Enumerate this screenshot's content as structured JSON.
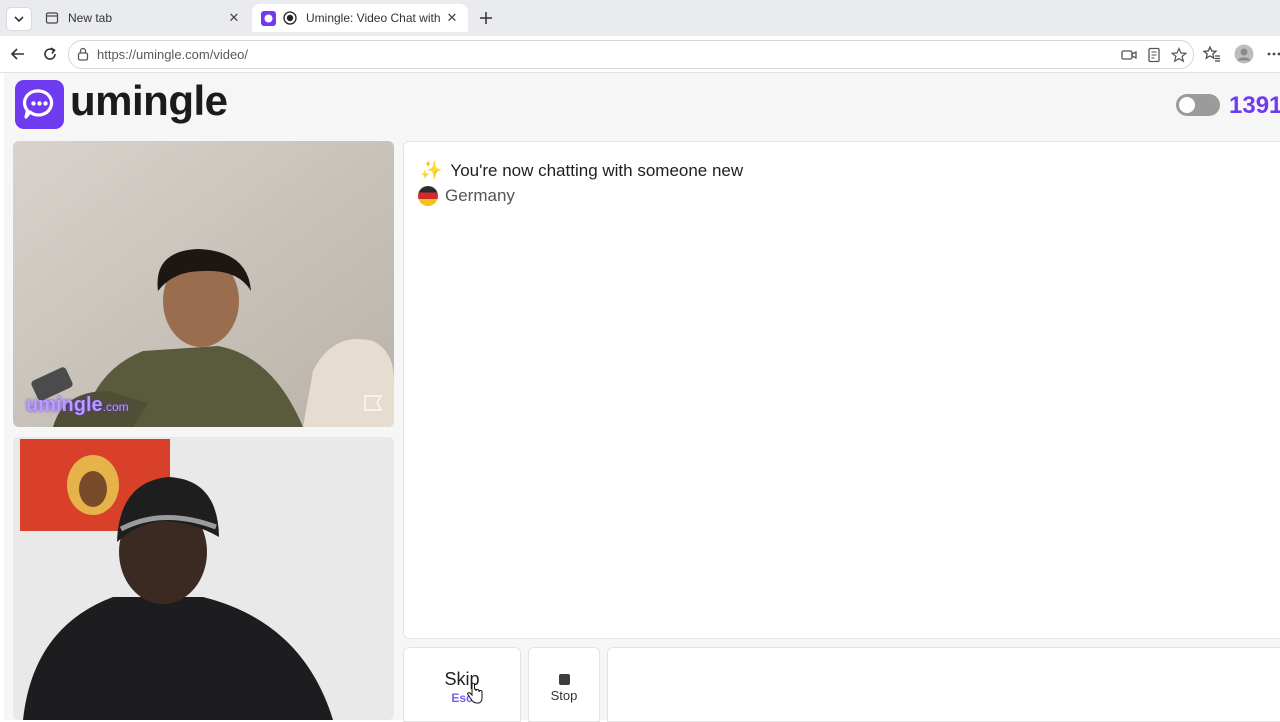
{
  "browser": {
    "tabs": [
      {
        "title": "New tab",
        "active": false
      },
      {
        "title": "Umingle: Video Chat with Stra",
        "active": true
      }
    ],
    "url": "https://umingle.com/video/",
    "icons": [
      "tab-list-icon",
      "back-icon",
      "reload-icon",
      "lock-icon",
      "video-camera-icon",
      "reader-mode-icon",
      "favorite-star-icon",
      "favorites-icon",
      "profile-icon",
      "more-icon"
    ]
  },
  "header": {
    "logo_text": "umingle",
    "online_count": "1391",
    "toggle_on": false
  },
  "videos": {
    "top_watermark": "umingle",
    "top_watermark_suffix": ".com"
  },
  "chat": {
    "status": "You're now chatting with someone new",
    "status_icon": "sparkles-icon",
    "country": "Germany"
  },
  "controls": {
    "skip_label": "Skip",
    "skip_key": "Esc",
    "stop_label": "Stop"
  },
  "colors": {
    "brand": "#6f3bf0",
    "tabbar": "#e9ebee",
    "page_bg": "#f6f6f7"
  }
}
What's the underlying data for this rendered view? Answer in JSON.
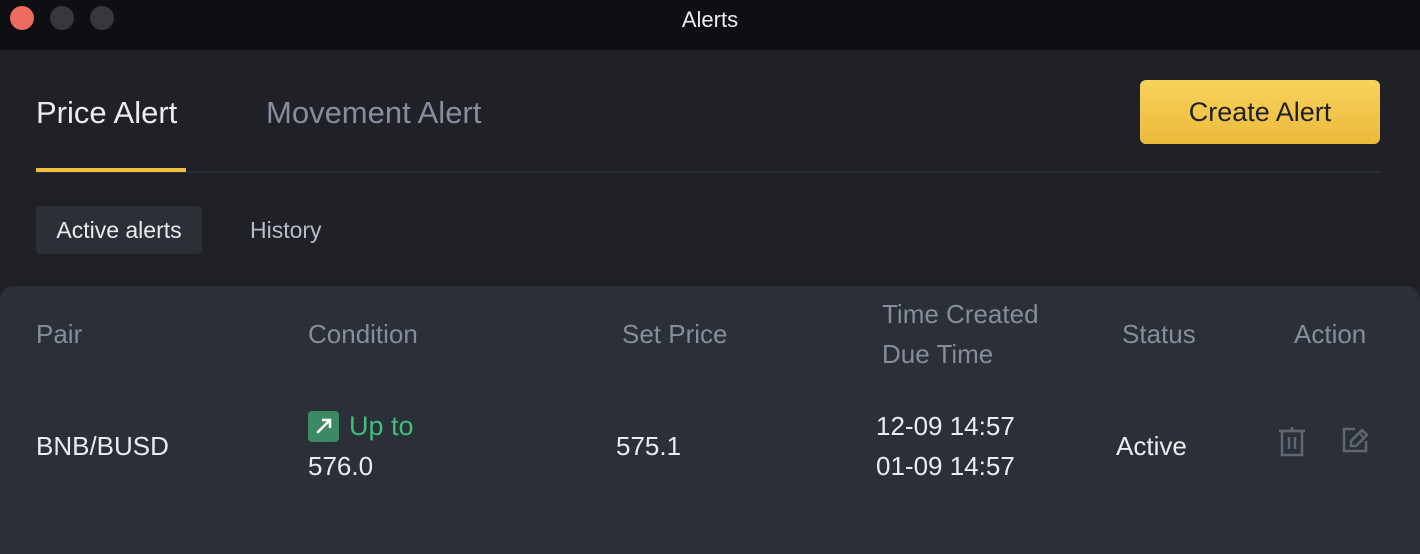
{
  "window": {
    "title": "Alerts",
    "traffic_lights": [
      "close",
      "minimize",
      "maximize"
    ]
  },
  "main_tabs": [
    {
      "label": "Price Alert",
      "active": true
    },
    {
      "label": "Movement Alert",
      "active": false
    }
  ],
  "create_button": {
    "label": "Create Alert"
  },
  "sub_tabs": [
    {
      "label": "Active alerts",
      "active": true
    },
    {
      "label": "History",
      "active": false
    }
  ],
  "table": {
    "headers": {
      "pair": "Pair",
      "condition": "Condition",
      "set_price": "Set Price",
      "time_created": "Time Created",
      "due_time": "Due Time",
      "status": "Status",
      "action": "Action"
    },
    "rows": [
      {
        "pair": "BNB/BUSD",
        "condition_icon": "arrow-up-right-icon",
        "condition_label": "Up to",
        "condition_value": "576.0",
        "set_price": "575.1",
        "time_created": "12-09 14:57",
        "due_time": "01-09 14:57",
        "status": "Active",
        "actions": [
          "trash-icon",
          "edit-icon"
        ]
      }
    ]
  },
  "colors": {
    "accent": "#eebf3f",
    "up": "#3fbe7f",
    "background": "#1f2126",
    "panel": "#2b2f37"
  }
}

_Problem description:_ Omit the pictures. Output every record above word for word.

_Solution for this task:_
Enumerate this screenshot's content as structured JSON.
{
  "browser": {
    "tabs": [
      {
        "title": "New tab",
        "active": false
      },
      {
        "title": "Umingle: Video Chat with Stra",
        "active": true
      }
    ],
    "url": "https://umingle.com/video/",
    "icons": [
      "tab-list-icon",
      "back-icon",
      "reload-icon",
      "lock-icon",
      "video-camera-icon",
      "reader-mode-icon",
      "favorite-star-icon",
      "favorites-icon",
      "profile-icon",
      "more-icon"
    ]
  },
  "header": {
    "logo_text": "umingle",
    "online_count": "1391",
    "toggle_on": false
  },
  "videos": {
    "top_watermark": "umingle",
    "top_watermark_suffix": ".com"
  },
  "chat": {
    "status": "You're now chatting with someone new",
    "status_icon": "sparkles-icon",
    "country": "Germany"
  },
  "controls": {
    "skip_label": "Skip",
    "skip_key": "Esc",
    "stop_label": "Stop"
  },
  "colors": {
    "brand": "#6f3bf0",
    "tabbar": "#e9ebee",
    "page_bg": "#f6f6f7"
  }
}
What's the underlying data for this rendered view? Answer in JSON.
{
  "window": {
    "title": "Alerts",
    "traffic_lights": [
      "close",
      "minimize",
      "maximize"
    ]
  },
  "main_tabs": [
    {
      "label": "Price Alert",
      "active": true
    },
    {
      "label": "Movement Alert",
      "active": false
    }
  ],
  "create_button": {
    "label": "Create Alert"
  },
  "sub_tabs": [
    {
      "label": "Active alerts",
      "active": true
    },
    {
      "label": "History",
      "active": false
    }
  ],
  "table": {
    "headers": {
      "pair": "Pair",
      "condition": "Condition",
      "set_price": "Set Price",
      "time_created": "Time Created",
      "due_time": "Due Time",
      "status": "Status",
      "action": "Action"
    },
    "rows": [
      {
        "pair": "BNB/BUSD",
        "condition_icon": "arrow-up-right-icon",
        "condition_label": "Up to",
        "condition_value": "576.0",
        "set_price": "575.1",
        "time_created": "12-09 14:57",
        "due_time": "01-09 14:57",
        "status": "Active",
        "actions": [
          "trash-icon",
          "edit-icon"
        ]
      }
    ]
  },
  "colors": {
    "accent": "#eebf3f",
    "up": "#3fbe7f",
    "background": "#1f2126",
    "panel": "#2b2f37"
  }
}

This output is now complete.